▶ **How to complete this task**:
Please print the records below exactly as they are written.

┌─ Data records

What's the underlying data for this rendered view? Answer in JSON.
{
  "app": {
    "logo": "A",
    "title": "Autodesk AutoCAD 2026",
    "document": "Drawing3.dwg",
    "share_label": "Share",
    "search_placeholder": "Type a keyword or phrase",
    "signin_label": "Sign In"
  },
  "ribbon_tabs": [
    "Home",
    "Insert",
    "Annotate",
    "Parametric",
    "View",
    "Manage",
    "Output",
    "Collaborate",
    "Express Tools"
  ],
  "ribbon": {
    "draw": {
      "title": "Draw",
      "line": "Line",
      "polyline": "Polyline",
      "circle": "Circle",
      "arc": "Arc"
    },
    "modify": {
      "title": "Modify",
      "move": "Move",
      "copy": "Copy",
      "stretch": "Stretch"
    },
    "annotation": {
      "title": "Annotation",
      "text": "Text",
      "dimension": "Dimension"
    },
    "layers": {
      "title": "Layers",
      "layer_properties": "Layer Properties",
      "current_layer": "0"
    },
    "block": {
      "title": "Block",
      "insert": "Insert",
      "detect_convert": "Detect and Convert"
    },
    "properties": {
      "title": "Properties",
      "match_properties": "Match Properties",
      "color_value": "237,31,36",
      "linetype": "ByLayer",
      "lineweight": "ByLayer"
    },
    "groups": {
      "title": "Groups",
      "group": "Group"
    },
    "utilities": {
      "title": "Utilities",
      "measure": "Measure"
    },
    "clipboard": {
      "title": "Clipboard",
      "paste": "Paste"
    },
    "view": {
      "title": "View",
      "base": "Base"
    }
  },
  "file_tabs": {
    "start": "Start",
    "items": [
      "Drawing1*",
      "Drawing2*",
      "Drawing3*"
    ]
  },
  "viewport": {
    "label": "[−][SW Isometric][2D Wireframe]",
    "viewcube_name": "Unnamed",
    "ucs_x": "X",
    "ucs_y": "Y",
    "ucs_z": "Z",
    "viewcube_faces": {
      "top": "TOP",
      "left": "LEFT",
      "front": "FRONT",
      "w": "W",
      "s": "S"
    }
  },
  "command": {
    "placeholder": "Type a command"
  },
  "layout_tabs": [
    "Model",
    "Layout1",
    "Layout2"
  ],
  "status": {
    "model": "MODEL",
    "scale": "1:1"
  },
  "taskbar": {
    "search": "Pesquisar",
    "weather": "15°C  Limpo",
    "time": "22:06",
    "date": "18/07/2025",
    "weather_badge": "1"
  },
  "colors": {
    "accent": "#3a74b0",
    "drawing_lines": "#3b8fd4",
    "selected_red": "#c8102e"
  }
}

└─

▶ **Solution for this exercise**:
What's the underlying data for this rendered view? Answer in JSON.
{
  "app": {
    "logo": "A",
    "title": "Autodesk AutoCAD 2026",
    "document": "Drawing3.dwg",
    "share_label": "Share",
    "search_placeholder": "Type a keyword or phrase",
    "signin_label": "Sign In"
  },
  "ribbon_tabs": [
    "Home",
    "Insert",
    "Annotate",
    "Parametric",
    "View",
    "Manage",
    "Output",
    "Collaborate",
    "Express Tools"
  ],
  "ribbon": {
    "draw": {
      "title": "Draw",
      "line": "Line",
      "polyline": "Polyline",
      "circle": "Circle",
      "arc": "Arc"
    },
    "modify": {
      "title": "Modify",
      "move": "Move",
      "copy": "Copy",
      "stretch": "Stretch"
    },
    "annotation": {
      "title": "Annotation",
      "text": "Text",
      "dimension": "Dimension"
    },
    "layers": {
      "title": "Layers",
      "layer_properties": "Layer Properties",
      "current_layer": "0"
    },
    "block": {
      "title": "Block",
      "insert": "Insert",
      "detect_convert": "Detect and Convert"
    },
    "properties": {
      "title": "Properties",
      "match_properties": "Match Properties",
      "color_value": "237,31,36",
      "linetype": "ByLayer",
      "lineweight": "ByLayer"
    },
    "groups": {
      "title": "Groups",
      "group": "Group"
    },
    "utilities": {
      "title": "Utilities",
      "measure": "Measure"
    },
    "clipboard": {
      "title": "Clipboard",
      "paste": "Paste"
    },
    "view": {
      "title": "View",
      "base": "Base"
    }
  },
  "file_tabs": {
    "start": "Start",
    "items": [
      "Drawing1*",
      "Drawing2*",
      "Drawing3*"
    ]
  },
  "viewport": {
    "label": "[−][SW Isometric][2D Wireframe]",
    "viewcube_name": "Unnamed",
    "ucs_x": "X",
    "ucs_y": "Y",
    "ucs_z": "Z",
    "viewcube_faces": {
      "top": "TOP",
      "left": "LEFT",
      "front": "FRONT",
      "w": "W",
      "s": "S"
    }
  },
  "command": {
    "placeholder": "Type a command"
  },
  "layout_tabs": [
    "Model",
    "Layout1",
    "Layout2"
  ],
  "status": {
    "model": "MODEL",
    "scale": "1:1"
  },
  "taskbar": {
    "search": "Pesquisar",
    "weather": "15°C  Limpo",
    "time": "22:06",
    "date": "18/07/2025",
    "weather_badge": "1"
  },
  "colors": {
    "accent": "#3a74b0",
    "drawing_lines": "#3b8fd4",
    "selected_red": "#c8102e"
  }
}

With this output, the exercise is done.